met the Fifth Illinois Cavalry at William F. Smith's place, and with them proceeded to Vicksburg by steamer. The detachment of the Fifth Illinois Cavalry, 350 men, commanded by Major H. P. Mumford, accompanied by me, proceeded on the night of the 21st of steamer B. J. Adams and barge to Bolivar Landing, reaching that place on the morning of the 23rd at 9 a. m. Disembarking immediately, the command moved in the direction of Deer Creek, met no force of the enemy, but learned that a battery of artillery, supported by infantry and cavalry, was stationed at a point a few miles above, with intentions to fire upon transports. Proceeding through the country, capturing 13 mules and 9 horses, as per memorandum receipts marked B,* they succeeded in taking 3 of the enemy's most important scouts. Me the THIRD U. S. Colored Cavalry on the 24th at the Smith place. Returning to the river, which the command reached on the 26th I immediately embarked, and reached this place at 4 p. m. 26th.
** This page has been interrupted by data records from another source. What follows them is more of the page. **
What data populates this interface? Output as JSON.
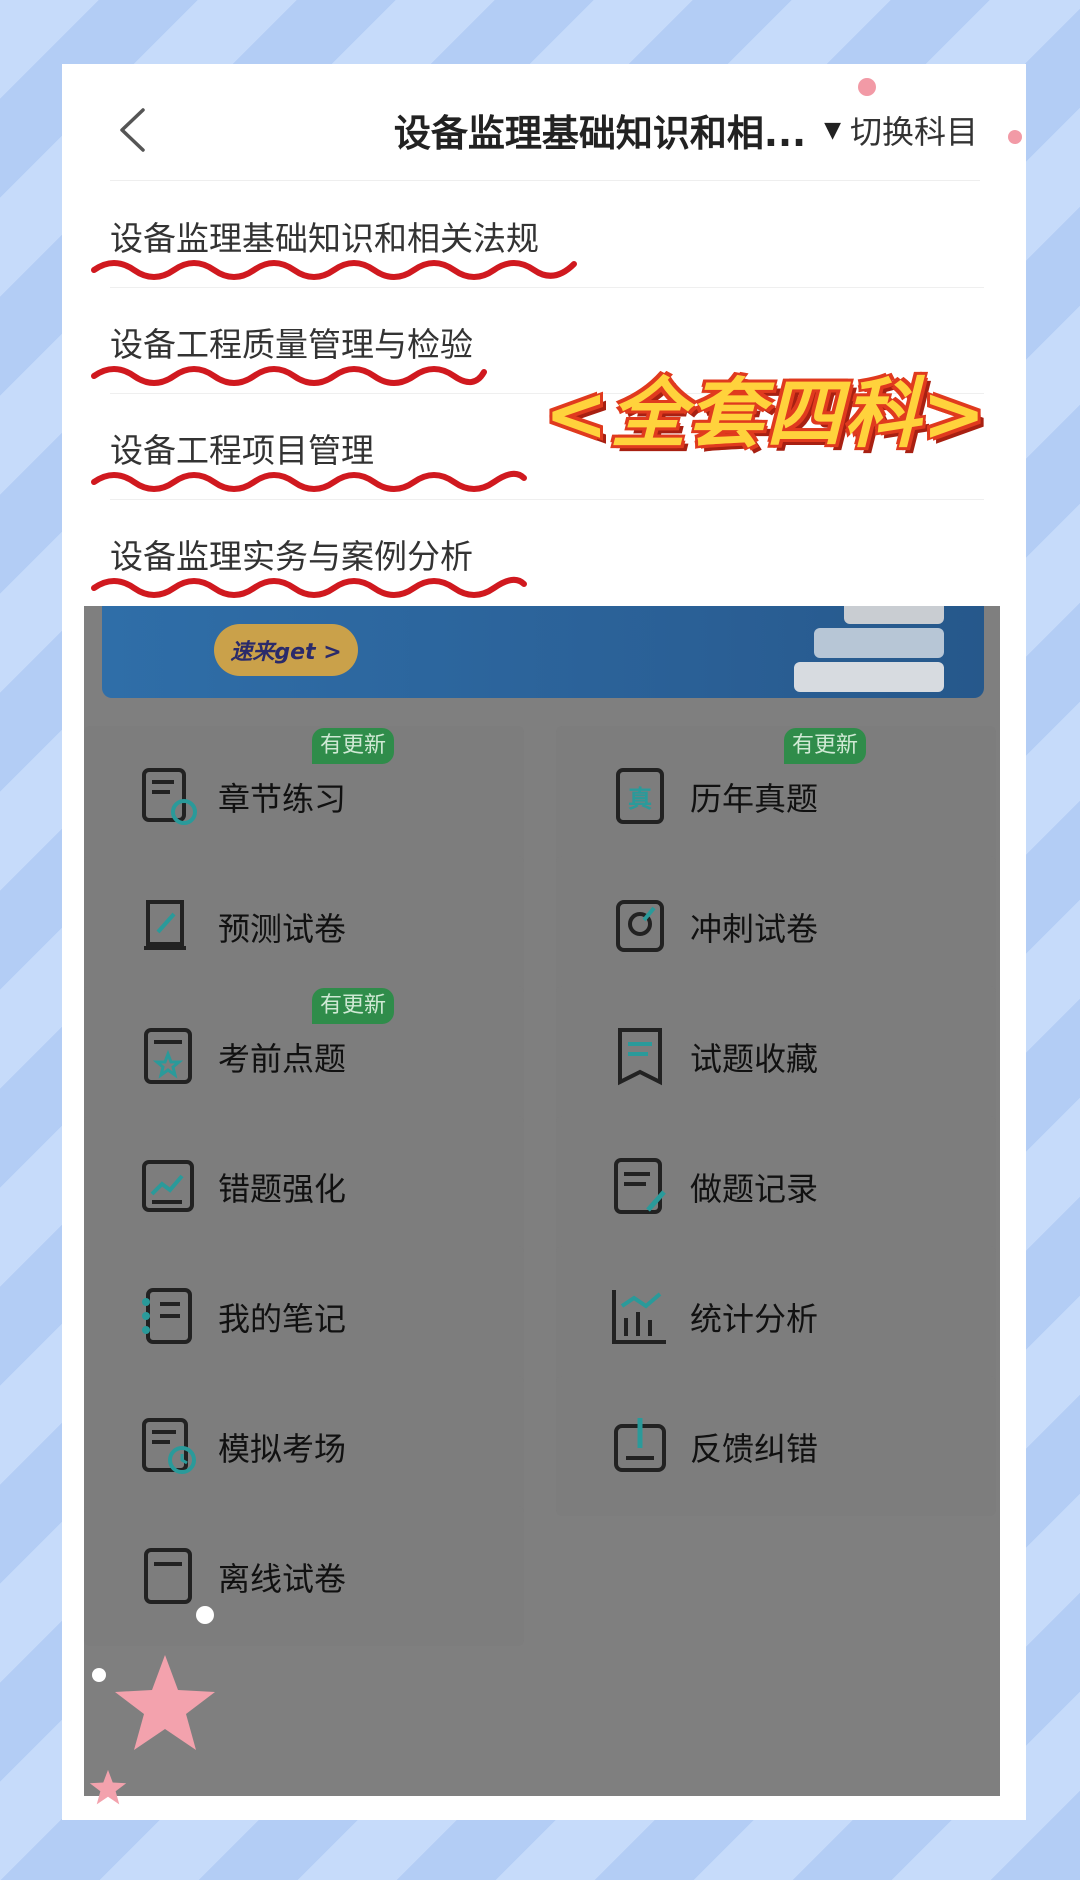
{
  "header": {
    "title": "设备监理基础知识和相...",
    "switch_label": "切换科目"
  },
  "subjects": [
    "设备监理基础知识和相关法规",
    "设备工程质量管理与检验",
    "设备工程项目管理",
    "设备监理实务与案例分析"
  ],
  "promo_text": "<全套四科>",
  "banner": {
    "button_label": "速来get >"
  },
  "tiles": [
    {
      "label": "章节练习",
      "icon": "chapter-practice-icon",
      "badge": "有更新"
    },
    {
      "label": "历年真题",
      "icon": "past-exam-icon",
      "badge": "有更新"
    },
    {
      "label": "预测试卷",
      "icon": "prediction-paper-icon",
      "badge": ""
    },
    {
      "label": "冲刺试卷",
      "icon": "sprint-paper-icon",
      "badge": ""
    },
    {
      "label": "考前点题",
      "icon": "pre-exam-tips-icon",
      "badge": "有更新"
    },
    {
      "label": "试题收藏",
      "icon": "favorites-icon",
      "badge": ""
    },
    {
      "label": "错题强化",
      "icon": "wrong-questions-icon",
      "badge": ""
    },
    {
      "label": "做题记录",
      "icon": "practice-record-icon",
      "badge": ""
    },
    {
      "label": "我的笔记",
      "icon": "notes-icon",
      "badge": ""
    },
    {
      "label": "统计分析",
      "icon": "statistics-icon",
      "badge": ""
    },
    {
      "label": "模拟考场",
      "icon": "mock-exam-icon",
      "badge": ""
    },
    {
      "label": "反馈纠错",
      "icon": "feedback-icon",
      "badge": ""
    },
    {
      "label": "离线试卷",
      "icon": "offline-paper-icon",
      "badge": ""
    }
  ],
  "colors": {
    "underline_red": "#d0191f",
    "badge_green": "#2f8c4a",
    "overlay_grey": "#7f7f7f",
    "banner_blue": "#2f6ea8"
  }
}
The result of the expedition may be summed up as follows: No losses upon our part. We have positive information of a loss of 15 killed on the rebel side, and 1 captain and 8 men taken prisoners. A list of their names is appended, marked C. + We captured 27 horses, 32 mules and about 200 cattle, as per memorandum receipts A and B.
I found the inhabitants anxious for peace and willing to accept it under Federal rule. The State authorities are organizing the exempts under the militia law of the State authorities are organizing the exempts under the militia law of the State, the Bolivar County militia having already served the term of thirty days. The Washington County militia was to be organized on the 24th had my forces not been in the neighborhood. The Issaquena County had not yet been ordered out, but will probably be as soon as the Washington County militia have served their term of thirty days.
Large amounts of corn have been raised by the planters on the entire route of the expedition and also a large quantity of cotton, the number of bales raised varying from 30 to 200 per plantation.
The Yazoo Swamps, under which term this part of the State of MISSISSIPPI is known, cannot be held except by at least 500 cavalry, and would respectfully recommend that no supplies be landed to any one on the east side of the Mississippi, below Yazoo Pass, because they either give voluntarily, or have taken from them by force, at least one-half of all such supplies landed.
I am, very respectfully, your obedient servant,
E. D. OSBAND,
Colonel, Commanding Cavalry Forces.
Lieutenant Colonel H. C. RODGERS,
SEPTEMBER 26-30, 1864. - Expedition from Natchez, Miss., to Waterproof and Sicily Island, La.
Report of Brigadier General Mason Brayman, U. S. Army, commanding at Natchez, Miss.
HEADQUARTERS U. S. FORCES,
Natchez, Miss., September 30, 1864.
SIR: I have the honor to report informally that the forces which I sent out on Monday morning to Sicily Island, La., and Waterproof under Lieutenant Colonel H. A. McCaleb, Sixth U. S. Colored Heavy Artillery,